A GIRL AT MY DOOR Kim Sae Ron Doona Bae.jpg

A quietly gripping South Korean film from first-time director July Jung, A Girl at My Door (Dohee-ya) rings some interesting changes on that old cinematic standby, the disgraced big-city cop relocated to a backwater town.

Transferred after an ambiguous scandal to a small seaside town, former police academy high-flier Young-nam (Doona Bae, the cloned ‘fabricant’ in Cloud Atlas (opens in new tab)) becomes the protector of a waifish young girl, Dohee (Sae-ron Kim), who is being bullied by her schoolfellows and brutalised by her drunken stepfather, the local gangmaster (Sae-byuk Song). But doing good turns out to be a messy business.

A Girl at My Door Sae Ron Kim as Dohee.jpg
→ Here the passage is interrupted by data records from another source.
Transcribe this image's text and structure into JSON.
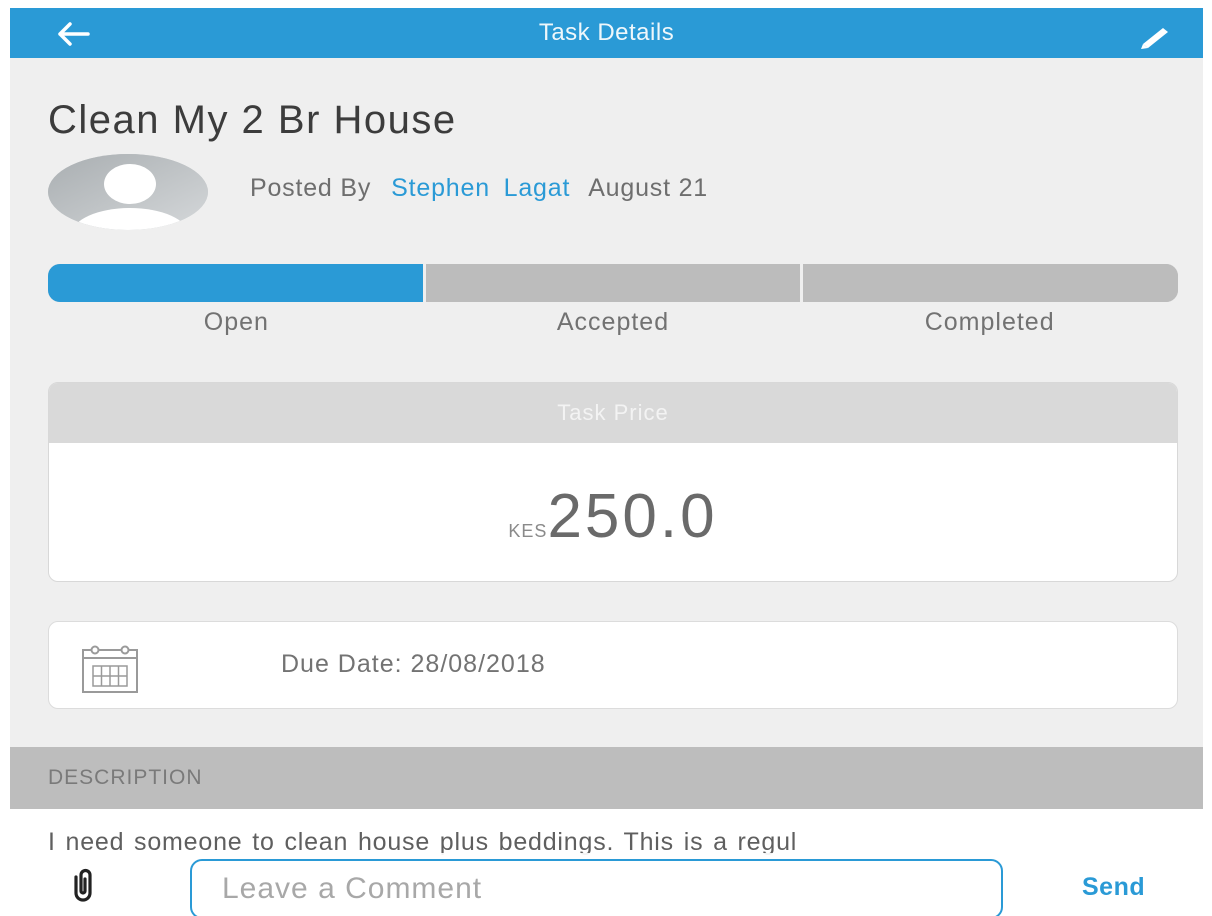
{
  "header": {
    "title": "Task Details",
    "back_icon": "arrow-left-icon",
    "edit_icon": "pencil-icon"
  },
  "task": {
    "title": "Clean My 2 Br House",
    "posted_by_label": "Posted By",
    "author": "Stephen Lagat",
    "date": "August 21"
  },
  "progress": {
    "stages": [
      "Open",
      "Accepted",
      "Completed"
    ],
    "current_stage_index": 0
  },
  "price": {
    "header": "Task Price",
    "currency": "KES",
    "amount": "250.0"
  },
  "due": {
    "icon": "calendar-icon",
    "text": "Due Date: 28/08/2018"
  },
  "description": {
    "header": "DESCRIPTION",
    "text": "I need someone to clean house plus beddings.  This is a regul"
  },
  "comment": {
    "attach_icon": "paperclip-icon",
    "placeholder": "Leave a Comment",
    "send_label": "Send"
  },
  "colors": {
    "primary": "#2a9ad6",
    "progress_inactive": "#bcbcbc",
    "background": "#efefef"
  }
}
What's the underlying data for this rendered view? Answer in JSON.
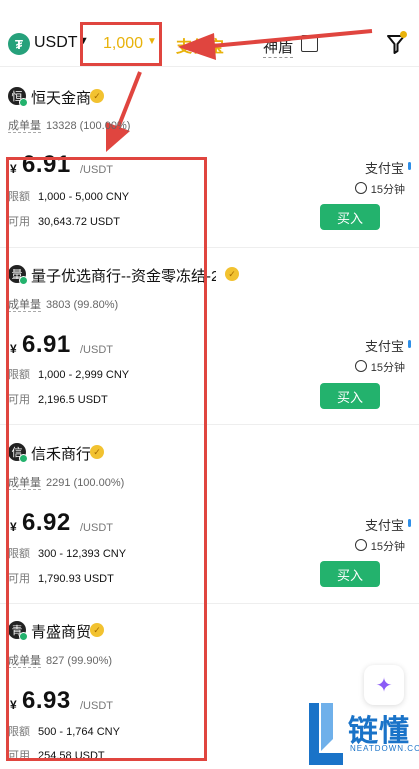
{
  "header": {
    "coin_symbol": "₮",
    "coin": "USDT",
    "amount": "1,000",
    "payment_filter": "支付宝",
    "shield_label": "神盾",
    "accent_color": "#e8b20a"
  },
  "merchants": [
    {
      "avatar_char": "恒",
      "name": "恒天金商",
      "orders_label": "成单量",
      "orders": "13328 (100.00%)",
      "currency": "¥",
      "price": "6.91",
      "unit": "/USDT",
      "limit_label": "限额",
      "limit": "1,000 - 5,000 CNY",
      "available_label": "可用",
      "available": "30,643.72 USDT",
      "payment": "支付宝",
      "time": "15分钟",
      "buy_label": "买入"
    },
    {
      "avatar_char": "量",
      "name": "量子优选商行--资金零冻结-2...",
      "orders_label": "成单量",
      "orders": "3803 (99.80%)",
      "currency": "¥",
      "price": "6.91",
      "unit": "/USDT",
      "limit_label": "限额",
      "limit": "1,000 - 2,999 CNY",
      "available_label": "可用",
      "available": "2,196.5 USDT",
      "payment": "支付宝",
      "time": "15分钟",
      "buy_label": "买入"
    },
    {
      "avatar_char": "信",
      "name": "信禾商行",
      "orders_label": "成单量",
      "orders": "2291 (100.00%)",
      "currency": "¥",
      "price": "6.92",
      "unit": "/USDT",
      "limit_label": "限额",
      "limit": "300 - 12,393 CNY",
      "available_label": "可用",
      "available": "1,790.93 USDT",
      "payment": "支付宝",
      "time": "15分钟",
      "buy_label": "买入"
    },
    {
      "avatar_char": "青",
      "name": "青盛商贸",
      "orders_label": "成单量",
      "orders": "827 (99.90%)",
      "currency": "¥",
      "price": "6.93",
      "unit": "/USDT",
      "limit_label": "限额",
      "limit": "500 - 1,764 CNY",
      "available_label": "可用",
      "available": "254.58 USDT"
    }
  ],
  "watermark": {
    "text": "链懂",
    "sub": "NEATDOWN.COM"
  },
  "colors": {
    "buy": "#23b26d",
    "annotation": "#e0453f",
    "watermark": "#1a73c8"
  }
}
The more we learn about the story’s protagonists, the more complicated our response to the situation becomes. Young-nam is not as self-possessed as she appears – a secret drinker, she hides alcohol in water bottles – while Dohee is not entirely vulnerable and innocent. And as the plot twists and turns on the way to an emotionally ambivalent resolution, Jung supplies challenging and sometimes disquieting food for thought.

Certificate 18. Runtime 119 mins. Director July Jung.



Jason Best

A film critic for over 25 years, Jason admits the job can occasionally be glamorous – sitting on a film festival jury in Portugal; hanging out with Baz Luhrmann at the Chateau Marmont; chatting with Sigourney Weaver about The Archers – but he mostly spends his time in darkened rooms watching films. He’s also written theatre and opera reviews, two guide books on Rome, and competed in a race for Yachting World, whose great wheeze it was to send a seasick film critic to write about his time on the ocean waves. But Jason is happiest on dry land with a classic screwball comedy or Hitchcock thriller.